“Well, this is a sign. I should finally join.”
That was the discussion in our household on December 22, 2010.
My husband (then boyfriend), Cort, and I had had many long discussions about his desire to join the military leading up to that victorious day when President Obama signed the Don’t Ask, Don’t Tell Repeal Act of 2010 (DADT) into law. We were two years into our relationship, but the thought of him enlisting still selfishly lead my own thoughts towards, ‘Well what about us?’
Cort had always dreamed about joining the military, but being openly gay and in a relationship made me worry about how military gay went together. I remember the restless nights after our long talks about making it work that were followed by endless internet searches with phrases like “gay military”, “non-married military”, and of course “Don’t Ask, Don’t Tell.”
“But I’m only joining if you say yes,” he told me over and over again.
The repeal of DADT was unchartered territory with so many unanswered questions and only hypothetical answers or wishful resolutions. That is when my Internet searches led me to find The American Military Partners Association (AMPA) – a secure group online for people just like me. AMPA members helped give me hope that it would be okay and though it would be tough it was definitely doable. So I jumped on board, and Cort enlisted in the United States Navy.

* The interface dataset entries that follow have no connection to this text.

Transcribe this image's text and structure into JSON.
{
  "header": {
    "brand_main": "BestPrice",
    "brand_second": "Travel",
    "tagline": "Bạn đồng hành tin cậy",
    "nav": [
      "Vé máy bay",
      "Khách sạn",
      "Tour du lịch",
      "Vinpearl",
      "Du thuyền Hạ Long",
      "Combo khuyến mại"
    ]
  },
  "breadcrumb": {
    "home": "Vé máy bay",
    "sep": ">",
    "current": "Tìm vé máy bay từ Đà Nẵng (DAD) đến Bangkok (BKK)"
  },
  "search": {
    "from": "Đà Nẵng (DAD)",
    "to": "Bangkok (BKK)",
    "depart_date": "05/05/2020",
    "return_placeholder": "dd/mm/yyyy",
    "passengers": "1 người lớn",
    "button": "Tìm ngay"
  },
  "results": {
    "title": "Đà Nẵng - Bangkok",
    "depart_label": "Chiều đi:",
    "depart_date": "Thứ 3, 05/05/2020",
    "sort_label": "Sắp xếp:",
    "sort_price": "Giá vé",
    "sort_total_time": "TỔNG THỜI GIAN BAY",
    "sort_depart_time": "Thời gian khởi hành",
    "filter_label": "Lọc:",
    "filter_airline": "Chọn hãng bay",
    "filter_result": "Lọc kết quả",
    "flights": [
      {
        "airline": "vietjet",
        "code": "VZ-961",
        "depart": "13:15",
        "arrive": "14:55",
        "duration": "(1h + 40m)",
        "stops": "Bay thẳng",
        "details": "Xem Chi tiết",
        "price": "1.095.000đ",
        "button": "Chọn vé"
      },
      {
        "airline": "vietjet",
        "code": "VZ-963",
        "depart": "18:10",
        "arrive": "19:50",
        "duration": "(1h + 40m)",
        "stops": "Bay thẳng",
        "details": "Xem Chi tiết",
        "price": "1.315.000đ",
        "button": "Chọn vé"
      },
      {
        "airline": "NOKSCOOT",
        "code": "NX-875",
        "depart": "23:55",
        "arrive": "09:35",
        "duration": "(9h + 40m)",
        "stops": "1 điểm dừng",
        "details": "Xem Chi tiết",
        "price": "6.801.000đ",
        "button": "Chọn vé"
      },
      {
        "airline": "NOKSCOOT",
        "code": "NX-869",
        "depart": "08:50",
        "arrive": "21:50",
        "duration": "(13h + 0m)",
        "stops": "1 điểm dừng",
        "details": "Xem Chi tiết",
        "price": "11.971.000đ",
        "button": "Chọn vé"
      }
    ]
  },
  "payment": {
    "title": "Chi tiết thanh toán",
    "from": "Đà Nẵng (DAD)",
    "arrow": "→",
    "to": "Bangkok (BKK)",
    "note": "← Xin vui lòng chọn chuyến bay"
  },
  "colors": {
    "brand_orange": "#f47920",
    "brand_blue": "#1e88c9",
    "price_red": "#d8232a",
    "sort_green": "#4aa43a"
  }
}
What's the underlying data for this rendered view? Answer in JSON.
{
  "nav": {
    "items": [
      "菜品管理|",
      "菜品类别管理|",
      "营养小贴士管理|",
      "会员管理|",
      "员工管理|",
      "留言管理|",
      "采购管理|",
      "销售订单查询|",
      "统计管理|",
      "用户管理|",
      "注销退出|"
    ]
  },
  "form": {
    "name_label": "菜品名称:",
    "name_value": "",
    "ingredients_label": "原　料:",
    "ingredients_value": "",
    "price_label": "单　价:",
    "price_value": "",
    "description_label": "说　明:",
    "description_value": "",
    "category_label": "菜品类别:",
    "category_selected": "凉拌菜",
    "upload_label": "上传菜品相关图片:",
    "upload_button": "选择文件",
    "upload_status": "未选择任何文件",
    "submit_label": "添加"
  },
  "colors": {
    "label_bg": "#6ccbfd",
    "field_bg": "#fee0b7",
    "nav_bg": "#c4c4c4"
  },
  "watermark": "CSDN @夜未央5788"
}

Our military life together so far has brought many new friendships and opportunities for personal growth, but it’s also definitely brought challenges and difficult ups and downs. In the past four years of military life together, we’ve spent more than two of those years living in separate cities due to schools and trainings, and with a looming deployment, we are once again preparing to be separated again. This military life is tough — but I still think we’ve had it easy, relatively speaking, compared to so many other LGBT families who lived and worked under DADT. The repeal of DADT in 2010 was soon followed by changes to the Defense of Marriage Act in 2013, (DOMA) and sequentially, full marriage equality in 2015. Married same-sex couples now have access to all the rights and benefits available to military service members and their families. This is a right and an honor that people like my husband and I so gratefully appreciate from those who came before us.
Those people include Lt. Col. Jen Bower who was commissioned as an Army lieutenant the same year that DADT was put into place. Now she reflects, “Life under DADT meant keeping my work life and my personal life compartmentalized, which was difficult with the Army’s focus on family. It meant that I could not live genuinely and my partner could not be included in work related events. It meant going to formal and social events by myself, and not having the full support of my unit during difficult times.

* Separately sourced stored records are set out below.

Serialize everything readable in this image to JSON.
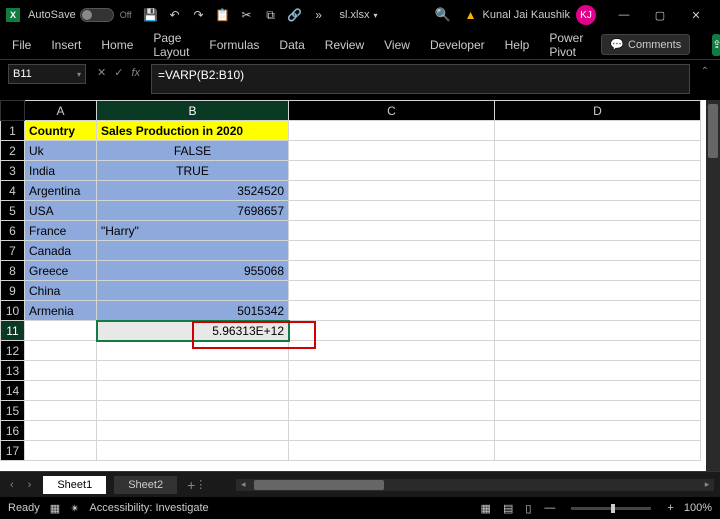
{
  "titlebar": {
    "autosave_label": "AutoSave",
    "autosave_state": "Off",
    "filename": "sl.xlsx",
    "user_name": "Kunal Jai Kaushik",
    "user_initials": "KJ"
  },
  "ribbon": {
    "tabs": [
      "File",
      "Insert",
      "Home",
      "Page Layout",
      "Formulas",
      "Data",
      "Review",
      "View",
      "Developer",
      "Help",
      "Power Pivot"
    ],
    "comments_label": "Comments"
  },
  "formula_bar": {
    "name_box": "B11",
    "formula": "=VARP(B2:B10)"
  },
  "grid": {
    "columns": [
      "A",
      "B",
      "C",
      "D"
    ],
    "header_row": {
      "A": "Country",
      "B": "Sales Production in 2020"
    },
    "rows": [
      {
        "A": "Uk",
        "B": "FALSE",
        "B_align": "center"
      },
      {
        "A": "India",
        "B": "TRUE",
        "B_align": "center"
      },
      {
        "A": "Argentina",
        "B": "3524520",
        "B_align": "right"
      },
      {
        "A": "USA",
        "B": "7698657",
        "B_align": "right"
      },
      {
        "A": "France",
        "B": "\"Harry\"",
        "B_align": "left"
      },
      {
        "A": "Canada",
        "B": "",
        "B_align": "left"
      },
      {
        "A": "Greece",
        "B": "955068",
        "B_align": "right"
      },
      {
        "A": "China",
        "B": "",
        "B_align": "left"
      },
      {
        "A": "Armenia",
        "B": "5015342",
        "B_align": "right"
      }
    ],
    "result_cell": "5.96313E+12",
    "extra_rows": [
      "12",
      "13",
      "14",
      "15",
      "16",
      "17"
    ]
  },
  "sheet_bar": {
    "tabs": [
      "Sheet1",
      "Sheet2"
    ],
    "active": 0
  },
  "status_bar": {
    "ready": "Ready",
    "accessibility": "Accessibility: Investigate",
    "zoom": "100%"
  }
}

It meant I felt like a survivor.
It meant the person I loved and shared my life with had to be a silent, invisible secret. It meant certain retirement after 20 years of service. The repeal of the DADT policy changed everything. For the first time in my career, I have been able to be genuine and truthful with my command and colleagues about who my family is. We have become unlikely ambassadors of the LGBT community at our tiny installation, and the leadership has been amazingly accepting of our little family. I’m still serving after almost 22 years, with my wife by my side.”

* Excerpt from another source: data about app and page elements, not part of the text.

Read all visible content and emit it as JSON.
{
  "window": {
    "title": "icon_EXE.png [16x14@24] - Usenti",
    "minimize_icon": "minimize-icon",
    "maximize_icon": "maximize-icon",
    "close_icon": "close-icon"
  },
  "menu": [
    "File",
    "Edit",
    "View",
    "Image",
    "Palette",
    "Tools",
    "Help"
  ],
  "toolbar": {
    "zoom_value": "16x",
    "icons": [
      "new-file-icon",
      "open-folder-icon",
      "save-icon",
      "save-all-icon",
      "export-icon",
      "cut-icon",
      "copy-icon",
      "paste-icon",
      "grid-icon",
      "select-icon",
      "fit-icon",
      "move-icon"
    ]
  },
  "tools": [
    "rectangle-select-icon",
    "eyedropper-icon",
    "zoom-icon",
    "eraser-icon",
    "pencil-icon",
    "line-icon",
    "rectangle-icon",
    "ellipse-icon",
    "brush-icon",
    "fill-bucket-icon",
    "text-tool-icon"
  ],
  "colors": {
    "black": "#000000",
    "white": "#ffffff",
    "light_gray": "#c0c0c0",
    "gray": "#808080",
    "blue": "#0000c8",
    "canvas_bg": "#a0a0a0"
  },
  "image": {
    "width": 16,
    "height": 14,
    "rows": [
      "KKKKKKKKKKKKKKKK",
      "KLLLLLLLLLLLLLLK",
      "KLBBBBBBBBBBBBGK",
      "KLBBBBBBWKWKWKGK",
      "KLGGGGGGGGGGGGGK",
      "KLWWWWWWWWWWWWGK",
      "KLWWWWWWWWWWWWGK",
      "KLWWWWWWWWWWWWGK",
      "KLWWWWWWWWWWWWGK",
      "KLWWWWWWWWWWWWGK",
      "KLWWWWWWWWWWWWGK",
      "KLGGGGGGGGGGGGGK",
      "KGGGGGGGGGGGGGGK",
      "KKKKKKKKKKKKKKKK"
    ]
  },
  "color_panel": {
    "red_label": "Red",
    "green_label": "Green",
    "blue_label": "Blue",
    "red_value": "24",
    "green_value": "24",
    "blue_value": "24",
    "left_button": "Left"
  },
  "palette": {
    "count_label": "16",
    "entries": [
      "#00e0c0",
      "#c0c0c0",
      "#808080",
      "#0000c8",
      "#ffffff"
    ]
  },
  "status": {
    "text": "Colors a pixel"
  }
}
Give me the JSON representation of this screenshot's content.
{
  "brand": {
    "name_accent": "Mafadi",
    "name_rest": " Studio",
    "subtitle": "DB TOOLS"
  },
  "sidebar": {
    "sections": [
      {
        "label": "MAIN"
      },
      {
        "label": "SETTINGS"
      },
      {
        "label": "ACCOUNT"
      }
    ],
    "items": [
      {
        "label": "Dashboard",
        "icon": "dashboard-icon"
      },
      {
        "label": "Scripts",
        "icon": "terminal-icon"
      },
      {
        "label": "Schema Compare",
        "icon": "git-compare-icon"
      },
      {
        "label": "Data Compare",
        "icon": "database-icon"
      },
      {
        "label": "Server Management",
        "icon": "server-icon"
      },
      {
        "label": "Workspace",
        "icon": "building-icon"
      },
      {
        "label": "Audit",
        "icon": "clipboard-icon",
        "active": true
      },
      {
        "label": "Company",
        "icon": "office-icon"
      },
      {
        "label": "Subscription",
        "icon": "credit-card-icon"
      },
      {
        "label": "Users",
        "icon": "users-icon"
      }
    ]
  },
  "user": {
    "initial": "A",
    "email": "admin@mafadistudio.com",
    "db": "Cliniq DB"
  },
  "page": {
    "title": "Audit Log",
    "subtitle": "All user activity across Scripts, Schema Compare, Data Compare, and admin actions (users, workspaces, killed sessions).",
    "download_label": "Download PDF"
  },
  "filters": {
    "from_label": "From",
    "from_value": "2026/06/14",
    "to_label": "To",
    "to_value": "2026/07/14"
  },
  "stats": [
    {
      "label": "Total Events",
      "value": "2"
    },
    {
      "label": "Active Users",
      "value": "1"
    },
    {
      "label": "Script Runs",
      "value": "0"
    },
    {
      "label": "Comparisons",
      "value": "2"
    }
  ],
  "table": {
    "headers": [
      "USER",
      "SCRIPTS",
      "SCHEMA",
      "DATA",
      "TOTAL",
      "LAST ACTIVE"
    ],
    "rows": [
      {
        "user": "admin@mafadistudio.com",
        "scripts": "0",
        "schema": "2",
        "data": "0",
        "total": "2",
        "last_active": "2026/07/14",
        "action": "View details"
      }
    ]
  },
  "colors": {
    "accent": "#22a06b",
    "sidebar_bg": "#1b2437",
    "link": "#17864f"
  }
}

Major James League-Pascual of the Army also worked under the DADT policy and he looks back now with sentiments and the feeling of relief. “DADT was a psychological prison. It was truly an invisible barrier to being your authentic self. My biggest fear back then was how despite building a life with someone, we would never in reality be ever recognized as a couple, which plays an emotional toll on your relationship.
The day of the repeal I was befittingly in Army training and was able to openly come out to my colleagues. It was a wonderful weight to be lifted off my shoulders.”
December is always a time to reflect and pause for an extra moment to be grateful – grateful for the end of DADT and DOMA. Grateful for technology that our service members are only a Skype call away during deployments or TDYs, that phone calls and letters don’t have to be disguised as secret love letters to your “friend” back home, and that our marriages are open, legal, and come with all of the rights and benefits of marriage in this country that we all love and that our loved ones fight so hard to defend and protect. All our journeys and life experiences living through the era of DADT are unique and all our journeys will be historically important. There is still a long way to go to and AMPA will be charging the course and supporting you along the way.
Please keep those who can not be together with their families this holiday season in your thoughts.
Happy Holidays to you and yours.